↓↓↓

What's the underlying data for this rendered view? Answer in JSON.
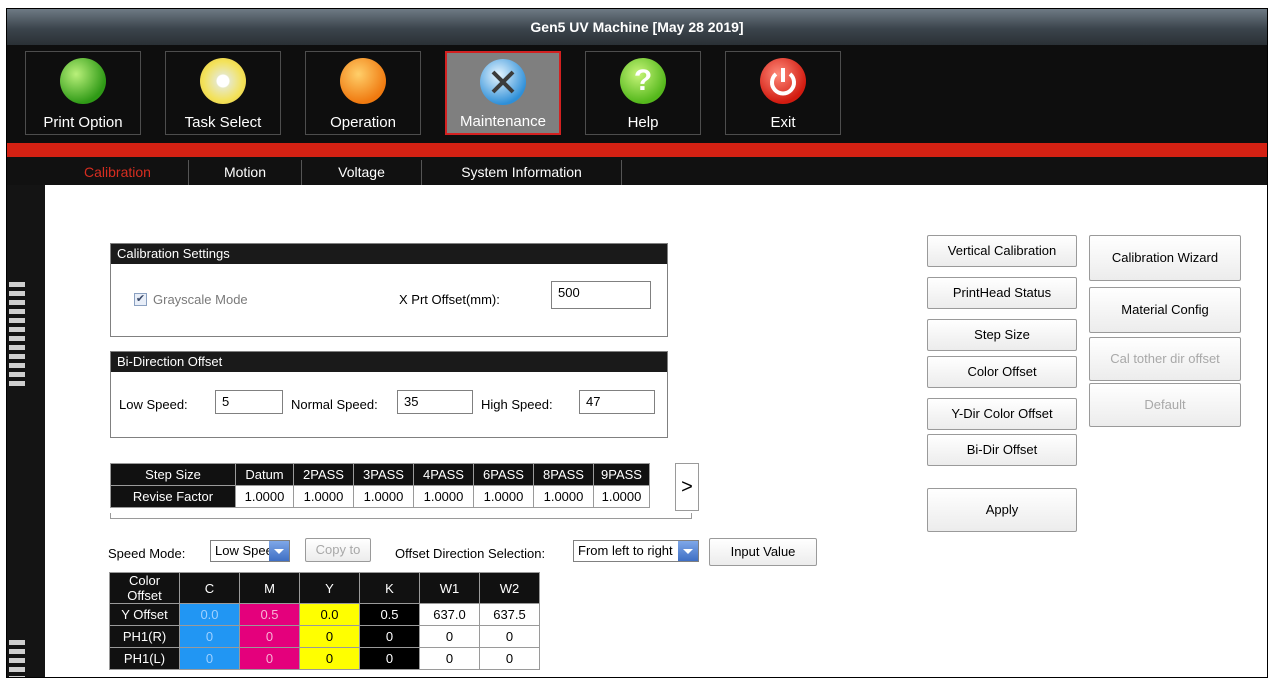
{
  "window": {
    "title": "Gen5 UV Machine [May 28 2019]"
  },
  "toolbar": [
    {
      "label": "Print Option",
      "icon": "print-option-icon"
    },
    {
      "label": "Task Select",
      "icon": "task-select-icon"
    },
    {
      "label": "Operation",
      "icon": "operation-icon"
    },
    {
      "label": "Maintenance",
      "icon": "maintenance-icon"
    },
    {
      "label": "Help",
      "icon": "help-icon"
    },
    {
      "label": "Exit",
      "icon": "exit-icon"
    }
  ],
  "tabs": [
    "Calibration",
    "Motion",
    "Voltage",
    "System Information"
  ],
  "calibration_settings": {
    "title": "Calibration Settings",
    "grayscale_label": "Grayscale Mode",
    "grayscale_checked": true,
    "offset_label": "X Prt Offset(mm):",
    "offset_value": "500"
  },
  "bidirection": {
    "title": "Bi-Direction Offset",
    "low_label": "Low Speed:",
    "low_value": "5",
    "normal_label": "Normal Speed:",
    "normal_value": "35",
    "high_label": "High Speed:",
    "high_value": "47"
  },
  "step_table": {
    "row1_label": "Step Size",
    "row2_label": "Revise Factor",
    "headers": [
      "Datum",
      "2PASS",
      "3PASS",
      "4PASS",
      "6PASS",
      "8PASS",
      "9PASS"
    ],
    "values": [
      "1.0000",
      "1.0000",
      "1.0000",
      "1.0000",
      "1.0000",
      "1.0000",
      "1.0000"
    ],
    "next_arrow": ">"
  },
  "controls": {
    "speed_mode_label": "Speed Mode:",
    "speed_mode_value": "Low Speed",
    "copy_to": "Copy to",
    "offset_dir_label": "Offset Direction Selection:",
    "offset_dir_value": "From left to right",
    "input_value": "Input Value"
  },
  "color_table": {
    "corner": "Color Offset",
    "headers": [
      "C",
      "M",
      "Y",
      "K",
      "W1",
      "W2"
    ],
    "rows": [
      {
        "label": "Y Offset",
        "values": [
          "0.0",
          "0.5",
          "0.0",
          "0.5",
          "637.0",
          "637.5"
        ]
      },
      {
        "label": "PH1(R)",
        "values": [
          "0",
          "0",
          "0",
          "0",
          "0",
          "0"
        ]
      },
      {
        "label": "PH1(L)",
        "values": [
          "0",
          "0",
          "0",
          "0",
          "0",
          "0"
        ]
      }
    ],
    "colors": {
      "C": "#2196f3",
      "M": "#e4007c",
      "Y": "#ffff00",
      "K": "#000000"
    }
  },
  "right_buttons": {
    "col1": [
      "Vertical Calibration",
      "PrintHead Status",
      "Step Size",
      "Color Offset",
      "Y-Dir Color Offset",
      "Bi-Dir Offset"
    ],
    "apply": "Apply",
    "col2": [
      "Calibration Wizard",
      "Material Config",
      "Cal tother dir offset",
      "Default"
    ]
  }
}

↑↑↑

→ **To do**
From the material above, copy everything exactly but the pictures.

→ **Response to this task**
What's the underlying data for this rendered view? Answer in JSON.
{
  "window": {
    "title": "Gen5 UV Machine [May 28 2019]"
  },
  "toolbar": [
    {
      "label": "Print Option",
      "icon": "print-option-icon"
    },
    {
      "label": "Task Select",
      "icon": "task-select-icon"
    },
    {
      "label": "Operation",
      "icon": "operation-icon"
    },
    {
      "label": "Maintenance",
      "icon": "maintenance-icon"
    },
    {
      "label": "Help",
      "icon": "help-icon"
    },
    {
      "label": "Exit",
      "icon": "exit-icon"
    }
  ],
  "tabs": [
    "Calibration",
    "Motion",
    "Voltage",
    "System Information"
  ],
  "calibration_settings": {
    "title": "Calibration Settings",
    "grayscale_label": "Grayscale Mode",
    "grayscale_checked": true,
    "offset_label": "X Prt Offset(mm):",
    "offset_value": "500"
  },
  "bidirection": {
    "title": "Bi-Direction Offset",
    "low_label": "Low Speed:",
    "low_value": "5",
    "normal_label": "Normal Speed:",
    "normal_value": "35",
    "high_label": "High Speed:",
    "high_value": "47"
  },
  "step_table": {
    "row1_label": "Step Size",
    "row2_label": "Revise Factor",
    "headers": [
      "Datum",
      "2PASS",
      "3PASS",
      "4PASS",
      "6PASS",
      "8PASS",
      "9PASS"
    ],
    "values": [
      "1.0000",
      "1.0000",
      "1.0000",
      "1.0000",
      "1.0000",
      "1.0000",
      "1.0000"
    ],
    "next_arrow": ">"
  },
  "controls": {
    "speed_mode_label": "Speed Mode:",
    "speed_mode_value": "Low Speed",
    "copy_to": "Copy to",
    "offset_dir_label": "Offset Direction Selection:",
    "offset_dir_value": "From left to right",
    "input_value": "Input Value"
  },
  "color_table": {
    "corner": "Color Offset",
    "headers": [
      "C",
      "M",
      "Y",
      "K",
      "W1",
      "W2"
    ],
    "rows": [
      {
        "label": "Y Offset",
        "values": [
          "0.0",
          "0.5",
          "0.0",
          "0.5",
          "637.0",
          "637.5"
        ]
      },
      {
        "label": "PH1(R)",
        "values": [
          "0",
          "0",
          "0",
          "0",
          "0",
          "0"
        ]
      },
      {
        "label": "PH1(L)",
        "values": [
          "0",
          "0",
          "0",
          "0",
          "0",
          "0"
        ]
      }
    ],
    "colors": {
      "C": "#2196f3",
      "M": "#e4007c",
      "Y": "#ffff00",
      "K": "#000000"
    }
  },
  "right_buttons": {
    "col1": [
      "Vertical Calibration",
      "PrintHead Status",
      "Step Size",
      "Color Offset",
      "Y-Dir Color Offset",
      "Bi-Dir Offset"
    ],
    "apply": "Apply",
    "col2": [
      "Calibration Wizard",
      "Material Config",
      "Cal tother dir offset",
      "Default"
    ]
  }
}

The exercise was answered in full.